**Problem statement:**
Please retype exactly, and with nothing added, the lines of the material from the one with "Serialize everything readable" through the final one.

----- The data

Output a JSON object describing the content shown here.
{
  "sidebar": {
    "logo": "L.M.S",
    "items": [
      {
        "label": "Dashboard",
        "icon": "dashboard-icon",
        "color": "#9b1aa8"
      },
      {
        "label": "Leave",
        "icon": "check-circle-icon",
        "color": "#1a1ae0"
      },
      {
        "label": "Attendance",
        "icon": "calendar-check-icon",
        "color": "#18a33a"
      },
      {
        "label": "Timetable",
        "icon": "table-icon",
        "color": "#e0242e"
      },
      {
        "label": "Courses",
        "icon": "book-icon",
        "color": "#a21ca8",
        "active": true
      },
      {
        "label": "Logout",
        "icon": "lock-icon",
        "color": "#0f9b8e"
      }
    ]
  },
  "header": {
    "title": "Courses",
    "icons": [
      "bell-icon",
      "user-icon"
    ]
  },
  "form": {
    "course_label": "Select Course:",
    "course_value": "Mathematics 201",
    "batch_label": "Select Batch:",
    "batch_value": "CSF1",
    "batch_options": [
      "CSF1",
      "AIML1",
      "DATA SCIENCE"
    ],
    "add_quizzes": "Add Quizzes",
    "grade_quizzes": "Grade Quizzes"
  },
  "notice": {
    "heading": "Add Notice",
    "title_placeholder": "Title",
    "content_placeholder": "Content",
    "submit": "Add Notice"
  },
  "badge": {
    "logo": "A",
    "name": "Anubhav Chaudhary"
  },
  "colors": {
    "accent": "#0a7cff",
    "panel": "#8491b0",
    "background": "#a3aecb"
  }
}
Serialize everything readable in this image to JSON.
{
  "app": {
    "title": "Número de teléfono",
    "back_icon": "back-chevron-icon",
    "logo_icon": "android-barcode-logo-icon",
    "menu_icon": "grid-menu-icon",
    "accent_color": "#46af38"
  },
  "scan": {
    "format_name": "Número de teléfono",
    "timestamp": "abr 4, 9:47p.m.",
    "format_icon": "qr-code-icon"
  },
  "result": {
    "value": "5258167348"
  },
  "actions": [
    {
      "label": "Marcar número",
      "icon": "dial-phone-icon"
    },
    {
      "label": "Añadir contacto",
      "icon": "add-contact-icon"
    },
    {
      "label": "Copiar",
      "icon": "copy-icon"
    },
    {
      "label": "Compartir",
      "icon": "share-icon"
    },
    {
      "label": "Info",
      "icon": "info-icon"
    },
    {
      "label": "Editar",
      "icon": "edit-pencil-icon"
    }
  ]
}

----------

**Exercise output:**
Serialize everything readable in this image to JSON.
{
  "app": {
    "title": "Número de teléfono",
    "back_icon": "back-chevron-icon",
    "logo_icon": "android-barcode-logo-icon",
    "menu_icon": "grid-menu-icon",
    "accent_color": "#46af38"
  },
  "scan": {
    "format_name": "Número de teléfono",
    "timestamp": "abr 4, 9:47p.m.",
    "format_icon": "qr-code-icon"
  },
  "result": {
    "value": "5258167348"
  },
  "actions": [
    {
      "label": "Marcar número",
      "icon": "dial-phone-icon"
    },
    {
      "label": "Añadir contacto",
      "icon": "add-contact-icon"
    },
    {
      "label": "Copiar",
      "icon": "copy-icon"
    },
    {
      "label": "Compartir",
      "icon": "share-icon"
    },
    {
      "label": "Info",
      "icon": "info-icon"
    },
    {
      "label": "Editar",
      "icon": "edit-pencil-icon"
    }
  ]
}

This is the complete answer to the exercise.